==== Data to process ====

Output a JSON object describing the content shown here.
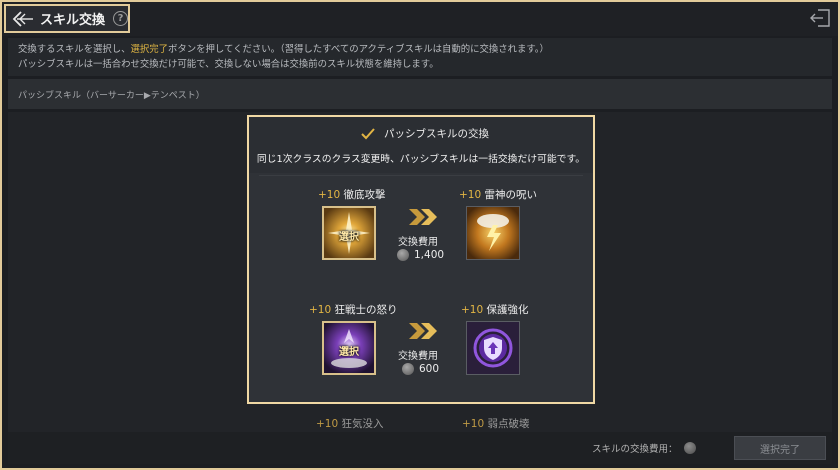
{
  "header": {
    "title": "スキル交換",
    "help_icon": "?"
  },
  "description": {
    "line1_pre": "交換するスキルを選択し、",
    "line1_highlight": "選択完了",
    "line1_post": "ボタンを押してください。（習得したすべてのアクティブスキルは自動的に交換されます。）",
    "line2": "パッシブスキルは一括合わせ交換だけ可能で、交換しない場合は交換前のスキル状態を維持します。"
  },
  "passive_row_label": "パッシブスキル（バーサーカー▶テンペスト）",
  "background_items": [
    {
      "plus": "+10",
      "name": "狂気没入"
    },
    {
      "plus": "+10",
      "name": "弱点破壊"
    }
  ],
  "bottom": {
    "cost_label": "スキルの交換費用：",
    "done_label": "選択完了"
  },
  "modal": {
    "checkbox_label": "パッシブスキルの交換",
    "checked": true,
    "subtitle": "同じ1次クラスのクラス変更時、パッシブスキルは一括交換だけ可能です。",
    "pairs": [
      {
        "from_plus": "+10",
        "from_name": "徹底攻撃",
        "from_selected_label": "選択",
        "to_plus": "+10",
        "to_name": "雷神の呪い",
        "cost_title": "交換費用",
        "cost_value": "1,400"
      },
      {
        "from_plus": "+10",
        "from_name": "狂戦士の怒り",
        "from_selected_label": "選択",
        "to_plus": "+10",
        "to_name": "保護強化",
        "cost_title": "交換費用",
        "cost_value": "600"
      }
    ]
  },
  "colors": {
    "accent_gold": "#e2b544",
    "frame": "#e2cb9a",
    "highlight_text": "#e0b643"
  }
}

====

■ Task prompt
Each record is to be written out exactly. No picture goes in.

■ Finished task
Output a JSON object describing the content shown here.
{
  "header": {
    "title": "スキル交換",
    "help_icon": "?"
  },
  "description": {
    "line1_pre": "交換するスキルを選択し、",
    "line1_highlight": "選択完了",
    "line1_post": "ボタンを押してください。（習得したすべてのアクティブスキルは自動的に交換されます。）",
    "line2": "パッシブスキルは一括合わせ交換だけ可能で、交換しない場合は交換前のスキル状態を維持します。"
  },
  "passive_row_label": "パッシブスキル（バーサーカー▶テンペスト）",
  "background_items": [
    {
      "plus": "+10",
      "name": "狂気没入"
    },
    {
      "plus": "+10",
      "name": "弱点破壊"
    }
  ],
  "bottom": {
    "cost_label": "スキルの交換費用：",
    "done_label": "選択完了"
  },
  "modal": {
    "checkbox_label": "パッシブスキルの交換",
    "checked": true,
    "subtitle": "同じ1次クラスのクラス変更時、パッシブスキルは一括交換だけ可能です。",
    "pairs": [
      {
        "from_plus": "+10",
        "from_name": "徹底攻撃",
        "from_selected_label": "選択",
        "to_plus": "+10",
        "to_name": "雷神の呪い",
        "cost_title": "交換費用",
        "cost_value": "1,400"
      },
      {
        "from_plus": "+10",
        "from_name": "狂戦士の怒り",
        "from_selected_label": "選択",
        "to_plus": "+10",
        "to_name": "保護強化",
        "cost_title": "交換費用",
        "cost_value": "600"
      }
    ]
  },
  "colors": {
    "accent_gold": "#e2b544",
    "frame": "#e2cb9a",
    "highlight_text": "#e0b643"
  }
}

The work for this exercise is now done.